Thursday, December 6, 2012

Elegy for April

The "crime" in Benjamin Black's Elegy for April (Picador, 2010) is not particularly heinous, although its precipitating events, which we only learn about at the end, are hard to read.  In fact, we really don't know that there has been any sort of criminal activity at all for most of the book.  We know only that Phoebe Griffin's friend April Latimer, has gone missing.  Phoebe turns to her father, the recently dried-out one-named Quirke, for help.  And in his big old way, Quirke rather bulldozes his way to a conclusion. 

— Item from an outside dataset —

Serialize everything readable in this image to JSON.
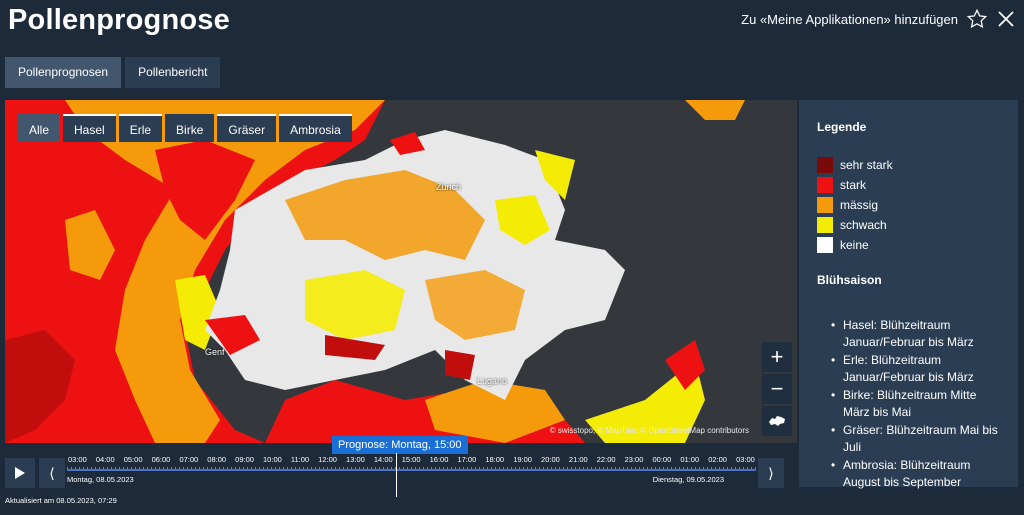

Quirke's and Phoebe's relationship is the center of the story here.  Since Christine Falls, we've learned how strained, how close, and how constantly tested it is.  I'll simply say that it's not entirely clear that things are improving here, despite everyone's half-hearted efforts.  Quirke can't stay dry, and Phoebe can't get past her past (not surprisingly, given the events in Christine Falls and The Silver Swan).   But Black's gorgeous prose and elegant atmospherics will keep us coming back for more.  What a master at setting up a depressing scene.  The story here takes place in winter, so Dublin is apparently permanently shrouded in fog and mist (until the end of the story, when things CLEAR UP).  But for much of the story, we get scenes like this:  "The sun somewhere was trying to shine, its weak glow making a sallow, urinous stain on the fog."  (38)  Others might just say that the sun was trying to break through the fog, but not Black - his sun is urinous.  This sums up Black's Quirke novels.  Life is just not that great, and sometimes downright awful.  But it is what we have, and like democracy, beats the alternative.

And of course, Black employs his (to me) almost-trademark of setting the scene by smell.  Consider:
"She went out to the kitchen.  Night smells, she had often noticed, were different from day ones, were mustier, fainter, more insidious.  She drew open the lapels of her silk gown and put her face into the hollow there and sniffed.  Yes, her smell too was different, a babyish, secret staleness."  (150)  There's an eroticism, a sense of menace, and a truth, all here.  Later, "The house had a stuffy, morning smell of bedclothes and bath soap and milky tea and bread that had been toasted under a gas flame."  (264)  Of course there is.  You know just what he's talking about.

There are two more Quirke novels, but I have to spread them out.  They really are kind of depressing to read, but so rich and compelling that they satisfy in spite of themselves.  Despite Quirke's efforts to obliterate his mind through drink, he keeps on keeping on, and you do too.

No comments:

Post a Comment